Even Bailey, who came into the Vikings as the second most accurate kicker in NFL history, has dropped to fifth all time while under the Vikings’ tutelage. Hmmmm.
The Vikings drafted the strong-legged Carlson in 2018 draft, and after the one bad game against the Pack, which certainly played into the loss, Zimmer cut him loose. Carlson has missed just one total kick since leaving Zimmer’s doghouse. (In addition, Forbath surfaced in Jacksonville this season and made 4 of 5 field goals and all three PAT attempts—but that isn’t really significant enough to blame Zimmer with.)
But when you look at the Carlson situation, it is difficult not to consider that Zimmer moved on it too soon. Would Carlson have kicked this well (certainly better than Bailey has in his stead) had he remained in the Purple Pressure Cooker? But surely Bailey kicked more often and with more on the line than Carlson experienced out on the coast.
For me, the answer he is that, in retrospect, it looks like an awfully short leash for Carlson in Minnesota, but I don’t think he goes nearly perfect the rest of the season if he stays in Minnesota either. The stakes were much higher here, and the Raiders are clearly rebuilding (dumping Amari Cooper and Khalil Mack in mid-season). So, winning wasn’t as huge a priority in Oakland, as Raiders head coach Jon Gruden is trying to amass high draft picks and a 4-12 record will help with that.
But at the same time, Zimmer is not a golfer, and kicking field goals has a lot of similarities to swinging a golf club—where you are trying to repeat hitting a rounded, stationary object under differing atmospheric conditions.
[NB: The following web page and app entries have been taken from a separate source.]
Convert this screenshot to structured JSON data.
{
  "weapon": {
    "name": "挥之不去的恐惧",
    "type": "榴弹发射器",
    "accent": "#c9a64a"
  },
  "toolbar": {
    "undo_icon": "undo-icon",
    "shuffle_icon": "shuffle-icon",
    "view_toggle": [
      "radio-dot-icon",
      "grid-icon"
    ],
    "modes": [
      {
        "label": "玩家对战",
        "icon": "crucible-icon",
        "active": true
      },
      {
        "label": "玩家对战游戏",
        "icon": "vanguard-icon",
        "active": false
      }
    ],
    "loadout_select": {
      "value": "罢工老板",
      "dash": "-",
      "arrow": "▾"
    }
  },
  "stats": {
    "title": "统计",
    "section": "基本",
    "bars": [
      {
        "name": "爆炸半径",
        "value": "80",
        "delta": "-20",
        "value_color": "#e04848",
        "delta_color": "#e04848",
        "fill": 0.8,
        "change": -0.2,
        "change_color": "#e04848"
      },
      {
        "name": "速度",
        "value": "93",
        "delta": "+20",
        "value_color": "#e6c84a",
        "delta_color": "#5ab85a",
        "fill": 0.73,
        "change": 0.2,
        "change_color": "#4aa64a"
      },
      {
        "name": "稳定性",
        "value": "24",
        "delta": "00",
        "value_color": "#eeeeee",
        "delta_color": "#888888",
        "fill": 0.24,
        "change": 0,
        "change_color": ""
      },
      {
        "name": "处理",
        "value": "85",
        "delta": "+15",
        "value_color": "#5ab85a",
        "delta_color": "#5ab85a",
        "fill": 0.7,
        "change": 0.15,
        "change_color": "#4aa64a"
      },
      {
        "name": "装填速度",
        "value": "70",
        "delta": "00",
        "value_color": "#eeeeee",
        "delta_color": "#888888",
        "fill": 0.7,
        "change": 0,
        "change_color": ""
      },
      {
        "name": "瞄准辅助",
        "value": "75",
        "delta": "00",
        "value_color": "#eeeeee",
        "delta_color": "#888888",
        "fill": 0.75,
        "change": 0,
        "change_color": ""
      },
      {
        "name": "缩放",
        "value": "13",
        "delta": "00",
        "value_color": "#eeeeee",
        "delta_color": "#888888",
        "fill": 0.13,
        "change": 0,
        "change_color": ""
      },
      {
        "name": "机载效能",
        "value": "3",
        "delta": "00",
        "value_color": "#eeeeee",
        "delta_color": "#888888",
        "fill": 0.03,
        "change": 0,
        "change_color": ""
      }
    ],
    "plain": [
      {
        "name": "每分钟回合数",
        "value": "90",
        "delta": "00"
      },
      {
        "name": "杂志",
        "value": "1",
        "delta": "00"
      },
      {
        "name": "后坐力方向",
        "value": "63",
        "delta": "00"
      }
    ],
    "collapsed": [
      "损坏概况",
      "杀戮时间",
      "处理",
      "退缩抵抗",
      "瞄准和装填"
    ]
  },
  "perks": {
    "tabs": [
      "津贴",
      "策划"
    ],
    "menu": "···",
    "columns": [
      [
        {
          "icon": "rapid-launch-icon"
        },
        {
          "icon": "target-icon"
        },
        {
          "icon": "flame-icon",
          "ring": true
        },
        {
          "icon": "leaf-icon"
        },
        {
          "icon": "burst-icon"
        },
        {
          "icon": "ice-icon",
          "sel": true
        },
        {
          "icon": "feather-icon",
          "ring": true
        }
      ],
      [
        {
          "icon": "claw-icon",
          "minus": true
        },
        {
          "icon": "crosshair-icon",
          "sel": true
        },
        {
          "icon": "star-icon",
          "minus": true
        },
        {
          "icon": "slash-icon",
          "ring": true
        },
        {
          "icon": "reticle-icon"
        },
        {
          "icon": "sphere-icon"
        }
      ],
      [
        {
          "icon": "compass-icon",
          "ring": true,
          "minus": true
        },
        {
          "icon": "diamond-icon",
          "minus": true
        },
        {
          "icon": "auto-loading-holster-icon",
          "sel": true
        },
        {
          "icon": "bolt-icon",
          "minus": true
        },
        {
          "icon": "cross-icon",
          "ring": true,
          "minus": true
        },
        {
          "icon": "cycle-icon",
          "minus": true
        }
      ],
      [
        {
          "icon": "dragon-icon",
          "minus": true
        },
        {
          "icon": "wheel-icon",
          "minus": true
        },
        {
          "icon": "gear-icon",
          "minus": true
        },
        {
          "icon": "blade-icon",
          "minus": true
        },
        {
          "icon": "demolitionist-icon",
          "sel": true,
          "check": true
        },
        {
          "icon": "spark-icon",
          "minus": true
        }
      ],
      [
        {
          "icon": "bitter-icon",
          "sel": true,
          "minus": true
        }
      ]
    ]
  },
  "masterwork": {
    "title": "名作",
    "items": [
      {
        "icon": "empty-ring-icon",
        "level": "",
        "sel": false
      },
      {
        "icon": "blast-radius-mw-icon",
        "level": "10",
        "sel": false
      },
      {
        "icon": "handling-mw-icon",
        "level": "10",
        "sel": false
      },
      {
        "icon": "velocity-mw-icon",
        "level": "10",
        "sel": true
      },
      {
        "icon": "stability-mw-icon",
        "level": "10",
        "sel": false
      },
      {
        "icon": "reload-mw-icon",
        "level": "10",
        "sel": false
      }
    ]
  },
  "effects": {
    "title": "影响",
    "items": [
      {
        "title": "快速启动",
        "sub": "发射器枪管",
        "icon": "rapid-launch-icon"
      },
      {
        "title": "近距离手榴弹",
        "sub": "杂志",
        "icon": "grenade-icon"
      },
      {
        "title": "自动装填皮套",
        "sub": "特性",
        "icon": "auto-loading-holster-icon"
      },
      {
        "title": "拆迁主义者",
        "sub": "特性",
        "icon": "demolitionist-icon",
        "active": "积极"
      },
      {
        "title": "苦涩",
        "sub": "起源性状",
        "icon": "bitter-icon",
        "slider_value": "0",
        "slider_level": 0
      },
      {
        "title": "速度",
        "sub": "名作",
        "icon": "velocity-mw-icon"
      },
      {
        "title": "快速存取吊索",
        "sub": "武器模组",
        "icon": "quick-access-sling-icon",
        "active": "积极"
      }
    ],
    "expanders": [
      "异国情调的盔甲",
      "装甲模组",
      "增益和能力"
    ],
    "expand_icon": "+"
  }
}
And something that affects both physical endeavors is pressure. So, perhaps the head coach can figure out a way to turn that pressure down. I am not sure it is in his nature to do so, but it might help if he does. Zimmer is a defense guy, where the performance is all reactive and responsive to an opponent’s moves, while a kicker’s are completely the opposite.
Pressure is always on kickers. It is the nature of the job. Unfortunately, it is really on Parkey right now and he doesn’t have another game to try to relieve it immediately. It will be interesting to see how long he remains in Chicago. But regarding the Vikings, Zimmer knows pressure and applies it well on opposing offenses. For his own kicker, perhaps, he may want to find the gauge and turn it down.